AMHERST, Mass. – The Social Thought and Political Economy (STPEC) program at the University of Massachusetts Amherst will bring together members of Science for the People (SftP) from the 1970s and 1980s as part of a April 11-13 conference on the history of the organization and its approach to enduring questions of power, ideology and democracy in science.
The conference, “Science for the People: The 1970s and Today” is being held all weekend at locations throughout the campus. More than 100 people, scientists, students, scholars and activists, are preregistered for the conference, and more than 60 people are scheduled to present—including many original SftP members.
Science for the People arose in 1969 out of the antiwar movement and lasted until 1989. With a Marxist analysis and non-hierarchical governing structure, SftP tackled the militarization of scientific research and the corporate control of research agendas. Its members opposed racism, sexism, and classism in science and sought to mobilize people working in scientific fields to become active in agitating for science, technology, and medicine that would serve social needs. They organized in universities across the U.S.—including at UMass Amherst—and pursued meaningful scientific exchange internationally in Vietnam, China, Cuba, Nicaragua and other countries.
STPEC director Sigrid Schmalzer noted that like StfP, STPEC grew out of the ethos of the anti-imperialist, antiwar and student power movements.
“For more than 40 years, our program has provided undergraduates at UMass Amherst with opportunities for interdisciplinary investigation of social, political, and economic power structures, and for active engagement on campus and in the community,” she said. “The Science for the People conference helps us make connections to the natural sciences and support undergraduates seeking to study scientific issues in political context.”
Conference events will include a keynote lecture by John Vandermeer, a founding member of SftP and currently distinguished professor of ecology and evolutionary biology at the University of Michigan; plenary panels on the significance of Science for the People, featuring former SftP members, historians, and sociologists; and issue-oriented panels on the militarization of science, food and agriculture, climate change and energy policy, women and science, myths of race and gender, science and ideology, math and computer technology, teaching social justice in science, toxics and occupational health and health and medicine.
A panel on “The Militarization of Science” will include presentations by local activist Frances Crowe on efforts to end anthrax research at UMass in 1989; MIT professor Jonathan King on resisting biological weapons; Science and Technology Studies scholar Elke Heckner on the militarization of PTSD therapies; and Ph.D. student Derek Denman on the current campaign at Johns Hopkins University against research on drones.

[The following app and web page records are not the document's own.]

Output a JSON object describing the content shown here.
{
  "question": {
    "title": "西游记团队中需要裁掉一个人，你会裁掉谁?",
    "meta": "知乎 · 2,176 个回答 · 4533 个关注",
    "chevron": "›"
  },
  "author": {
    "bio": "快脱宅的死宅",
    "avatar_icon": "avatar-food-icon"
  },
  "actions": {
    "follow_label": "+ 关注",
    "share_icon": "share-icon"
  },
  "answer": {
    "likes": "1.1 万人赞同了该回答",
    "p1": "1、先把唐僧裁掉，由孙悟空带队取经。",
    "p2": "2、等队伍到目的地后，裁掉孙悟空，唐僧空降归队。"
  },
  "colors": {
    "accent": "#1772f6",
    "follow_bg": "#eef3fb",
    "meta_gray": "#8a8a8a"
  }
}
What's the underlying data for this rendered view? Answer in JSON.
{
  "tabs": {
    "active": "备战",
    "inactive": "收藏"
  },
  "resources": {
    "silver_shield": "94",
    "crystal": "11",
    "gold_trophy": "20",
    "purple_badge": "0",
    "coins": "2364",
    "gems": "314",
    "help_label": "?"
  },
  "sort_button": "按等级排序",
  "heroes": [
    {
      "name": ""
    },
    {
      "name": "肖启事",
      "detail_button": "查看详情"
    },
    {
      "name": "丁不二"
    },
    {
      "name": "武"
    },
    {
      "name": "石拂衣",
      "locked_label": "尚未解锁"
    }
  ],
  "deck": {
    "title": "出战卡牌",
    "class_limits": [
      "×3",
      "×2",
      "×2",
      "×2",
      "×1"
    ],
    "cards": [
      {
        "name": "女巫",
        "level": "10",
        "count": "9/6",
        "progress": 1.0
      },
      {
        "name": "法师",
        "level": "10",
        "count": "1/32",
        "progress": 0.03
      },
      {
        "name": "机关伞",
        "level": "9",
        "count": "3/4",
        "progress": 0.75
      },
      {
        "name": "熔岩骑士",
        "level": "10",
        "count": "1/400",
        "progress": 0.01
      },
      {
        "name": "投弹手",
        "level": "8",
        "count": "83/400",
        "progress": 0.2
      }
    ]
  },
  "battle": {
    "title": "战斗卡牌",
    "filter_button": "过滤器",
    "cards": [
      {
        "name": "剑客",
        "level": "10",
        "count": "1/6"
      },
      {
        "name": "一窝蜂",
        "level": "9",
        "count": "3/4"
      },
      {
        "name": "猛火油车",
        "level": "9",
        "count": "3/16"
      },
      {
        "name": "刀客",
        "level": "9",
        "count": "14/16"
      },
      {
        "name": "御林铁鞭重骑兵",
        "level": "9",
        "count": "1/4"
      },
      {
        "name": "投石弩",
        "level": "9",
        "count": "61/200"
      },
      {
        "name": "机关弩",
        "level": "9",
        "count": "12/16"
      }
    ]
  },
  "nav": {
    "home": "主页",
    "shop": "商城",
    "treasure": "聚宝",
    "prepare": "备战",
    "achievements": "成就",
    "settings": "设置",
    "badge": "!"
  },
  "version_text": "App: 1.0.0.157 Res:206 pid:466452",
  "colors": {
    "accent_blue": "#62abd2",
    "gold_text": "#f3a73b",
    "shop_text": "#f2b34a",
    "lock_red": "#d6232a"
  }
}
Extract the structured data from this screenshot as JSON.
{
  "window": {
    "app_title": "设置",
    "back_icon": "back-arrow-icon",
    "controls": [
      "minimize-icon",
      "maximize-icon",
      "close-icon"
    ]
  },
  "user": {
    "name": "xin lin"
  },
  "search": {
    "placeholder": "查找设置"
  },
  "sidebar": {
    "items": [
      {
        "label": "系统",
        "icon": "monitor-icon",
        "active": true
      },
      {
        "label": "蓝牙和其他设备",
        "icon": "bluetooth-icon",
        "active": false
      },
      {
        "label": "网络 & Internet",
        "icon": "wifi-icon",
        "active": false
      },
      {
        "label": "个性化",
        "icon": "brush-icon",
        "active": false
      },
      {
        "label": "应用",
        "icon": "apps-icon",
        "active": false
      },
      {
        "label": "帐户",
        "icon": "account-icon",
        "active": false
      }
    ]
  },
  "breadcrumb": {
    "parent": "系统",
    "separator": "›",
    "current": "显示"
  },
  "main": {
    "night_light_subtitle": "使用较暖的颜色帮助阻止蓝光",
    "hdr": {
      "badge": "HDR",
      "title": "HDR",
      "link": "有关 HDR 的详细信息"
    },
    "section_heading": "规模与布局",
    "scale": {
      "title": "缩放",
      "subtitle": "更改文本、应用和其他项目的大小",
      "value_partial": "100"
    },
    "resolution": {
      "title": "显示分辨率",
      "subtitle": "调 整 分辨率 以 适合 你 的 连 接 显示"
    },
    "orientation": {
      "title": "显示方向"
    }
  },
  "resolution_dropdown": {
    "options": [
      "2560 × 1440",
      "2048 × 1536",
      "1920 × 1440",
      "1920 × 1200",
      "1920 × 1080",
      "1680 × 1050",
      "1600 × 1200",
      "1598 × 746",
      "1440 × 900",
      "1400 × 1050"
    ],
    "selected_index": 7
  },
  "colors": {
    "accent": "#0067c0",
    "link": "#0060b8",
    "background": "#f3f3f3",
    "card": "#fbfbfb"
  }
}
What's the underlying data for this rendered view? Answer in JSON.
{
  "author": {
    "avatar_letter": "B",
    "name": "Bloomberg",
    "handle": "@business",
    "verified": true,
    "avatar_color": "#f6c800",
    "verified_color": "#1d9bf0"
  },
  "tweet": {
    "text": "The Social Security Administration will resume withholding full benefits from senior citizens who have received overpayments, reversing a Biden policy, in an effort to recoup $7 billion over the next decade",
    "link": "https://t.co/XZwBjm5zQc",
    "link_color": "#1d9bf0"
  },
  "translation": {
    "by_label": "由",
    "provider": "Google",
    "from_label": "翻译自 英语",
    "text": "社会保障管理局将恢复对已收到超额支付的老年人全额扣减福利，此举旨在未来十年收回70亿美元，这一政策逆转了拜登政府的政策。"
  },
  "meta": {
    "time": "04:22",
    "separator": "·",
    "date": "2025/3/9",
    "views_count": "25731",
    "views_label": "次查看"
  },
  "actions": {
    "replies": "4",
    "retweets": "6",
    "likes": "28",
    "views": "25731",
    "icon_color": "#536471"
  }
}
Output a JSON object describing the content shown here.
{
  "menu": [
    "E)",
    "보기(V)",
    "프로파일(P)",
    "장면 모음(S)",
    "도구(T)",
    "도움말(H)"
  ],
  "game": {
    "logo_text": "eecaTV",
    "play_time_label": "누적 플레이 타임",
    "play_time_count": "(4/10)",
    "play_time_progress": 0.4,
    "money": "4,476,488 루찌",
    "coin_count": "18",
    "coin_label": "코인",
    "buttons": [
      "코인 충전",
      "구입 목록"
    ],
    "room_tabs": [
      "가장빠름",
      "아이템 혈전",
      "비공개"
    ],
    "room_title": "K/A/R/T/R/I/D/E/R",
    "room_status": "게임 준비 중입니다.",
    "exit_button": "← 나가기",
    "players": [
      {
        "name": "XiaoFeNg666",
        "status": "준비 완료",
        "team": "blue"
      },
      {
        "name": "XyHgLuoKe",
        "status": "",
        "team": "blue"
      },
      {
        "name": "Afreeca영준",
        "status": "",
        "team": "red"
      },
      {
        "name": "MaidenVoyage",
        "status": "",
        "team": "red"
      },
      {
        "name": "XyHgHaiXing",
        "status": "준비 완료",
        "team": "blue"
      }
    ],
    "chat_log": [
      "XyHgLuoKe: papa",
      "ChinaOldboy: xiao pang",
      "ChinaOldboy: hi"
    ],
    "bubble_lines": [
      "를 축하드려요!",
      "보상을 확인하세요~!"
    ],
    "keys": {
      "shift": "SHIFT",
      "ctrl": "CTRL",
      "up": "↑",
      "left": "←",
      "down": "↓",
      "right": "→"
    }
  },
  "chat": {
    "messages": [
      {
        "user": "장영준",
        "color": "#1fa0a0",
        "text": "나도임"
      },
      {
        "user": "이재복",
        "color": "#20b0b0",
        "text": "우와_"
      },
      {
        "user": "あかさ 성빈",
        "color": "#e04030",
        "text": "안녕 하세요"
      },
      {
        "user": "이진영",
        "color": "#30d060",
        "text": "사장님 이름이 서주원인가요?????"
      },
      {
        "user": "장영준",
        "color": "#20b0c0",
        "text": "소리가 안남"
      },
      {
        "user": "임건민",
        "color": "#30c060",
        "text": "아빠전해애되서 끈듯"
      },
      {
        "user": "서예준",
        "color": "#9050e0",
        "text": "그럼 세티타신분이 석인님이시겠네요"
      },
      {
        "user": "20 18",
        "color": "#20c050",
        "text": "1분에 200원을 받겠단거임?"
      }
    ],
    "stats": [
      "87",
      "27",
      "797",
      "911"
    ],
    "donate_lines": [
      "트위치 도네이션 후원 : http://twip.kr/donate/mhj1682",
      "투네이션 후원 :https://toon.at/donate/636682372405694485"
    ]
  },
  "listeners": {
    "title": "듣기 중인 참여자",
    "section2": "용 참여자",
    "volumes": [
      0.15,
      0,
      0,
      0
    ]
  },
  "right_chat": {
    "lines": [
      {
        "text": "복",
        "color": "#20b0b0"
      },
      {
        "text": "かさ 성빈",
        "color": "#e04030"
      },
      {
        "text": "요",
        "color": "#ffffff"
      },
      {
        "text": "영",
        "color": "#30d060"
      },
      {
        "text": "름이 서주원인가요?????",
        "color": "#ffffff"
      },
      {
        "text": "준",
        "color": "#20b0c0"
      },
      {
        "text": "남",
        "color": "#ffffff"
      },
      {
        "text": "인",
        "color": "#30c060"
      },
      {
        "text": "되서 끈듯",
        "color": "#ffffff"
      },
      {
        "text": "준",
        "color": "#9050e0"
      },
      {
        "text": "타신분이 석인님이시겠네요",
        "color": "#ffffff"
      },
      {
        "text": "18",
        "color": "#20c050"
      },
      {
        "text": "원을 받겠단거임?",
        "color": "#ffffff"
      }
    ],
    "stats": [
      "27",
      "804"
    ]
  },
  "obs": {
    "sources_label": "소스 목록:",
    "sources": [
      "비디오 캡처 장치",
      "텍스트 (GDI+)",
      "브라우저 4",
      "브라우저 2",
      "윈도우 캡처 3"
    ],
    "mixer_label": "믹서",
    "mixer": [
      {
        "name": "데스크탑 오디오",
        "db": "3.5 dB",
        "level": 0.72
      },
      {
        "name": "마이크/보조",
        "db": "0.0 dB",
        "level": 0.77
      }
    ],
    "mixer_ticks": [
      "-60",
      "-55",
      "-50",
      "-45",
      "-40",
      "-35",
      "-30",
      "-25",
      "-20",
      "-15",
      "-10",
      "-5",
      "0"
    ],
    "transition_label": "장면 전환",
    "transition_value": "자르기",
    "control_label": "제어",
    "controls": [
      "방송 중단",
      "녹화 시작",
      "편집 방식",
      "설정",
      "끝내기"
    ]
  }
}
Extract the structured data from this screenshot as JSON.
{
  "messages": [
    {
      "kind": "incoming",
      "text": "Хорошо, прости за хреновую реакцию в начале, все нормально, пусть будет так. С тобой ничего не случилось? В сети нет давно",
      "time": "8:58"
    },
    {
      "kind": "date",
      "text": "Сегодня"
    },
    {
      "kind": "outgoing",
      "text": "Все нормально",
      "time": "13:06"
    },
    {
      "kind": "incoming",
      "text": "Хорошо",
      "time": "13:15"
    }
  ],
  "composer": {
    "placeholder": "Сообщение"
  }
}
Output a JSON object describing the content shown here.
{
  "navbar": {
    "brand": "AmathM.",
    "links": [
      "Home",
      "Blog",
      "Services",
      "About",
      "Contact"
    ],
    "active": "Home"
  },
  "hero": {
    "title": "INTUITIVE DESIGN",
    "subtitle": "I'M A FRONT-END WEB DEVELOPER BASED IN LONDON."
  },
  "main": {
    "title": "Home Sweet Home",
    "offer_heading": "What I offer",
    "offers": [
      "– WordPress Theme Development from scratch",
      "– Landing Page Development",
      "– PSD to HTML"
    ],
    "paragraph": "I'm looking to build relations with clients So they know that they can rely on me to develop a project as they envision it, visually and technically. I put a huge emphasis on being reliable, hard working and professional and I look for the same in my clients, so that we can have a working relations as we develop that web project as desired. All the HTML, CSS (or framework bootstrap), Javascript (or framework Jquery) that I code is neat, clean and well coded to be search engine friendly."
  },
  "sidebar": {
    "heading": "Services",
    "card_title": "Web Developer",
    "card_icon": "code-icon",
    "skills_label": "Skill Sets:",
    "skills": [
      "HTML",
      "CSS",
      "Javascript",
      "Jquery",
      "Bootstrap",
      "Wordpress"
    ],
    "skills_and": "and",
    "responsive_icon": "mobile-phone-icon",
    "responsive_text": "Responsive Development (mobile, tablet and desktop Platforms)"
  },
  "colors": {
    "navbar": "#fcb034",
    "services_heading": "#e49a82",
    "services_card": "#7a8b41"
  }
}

The closing plenary, “Science for the People 2.0,” will include a presentation by UC Berkeley scientist Ignacio Chapela. Chapela is a leader in the fight against the agricultural use of genetically modified organisms and against the influence of the biotechnology industry in university research. He will speak on the opportunities and risks scientists face when they embrace activist causes.
Conference speakers areavailablefor interviews.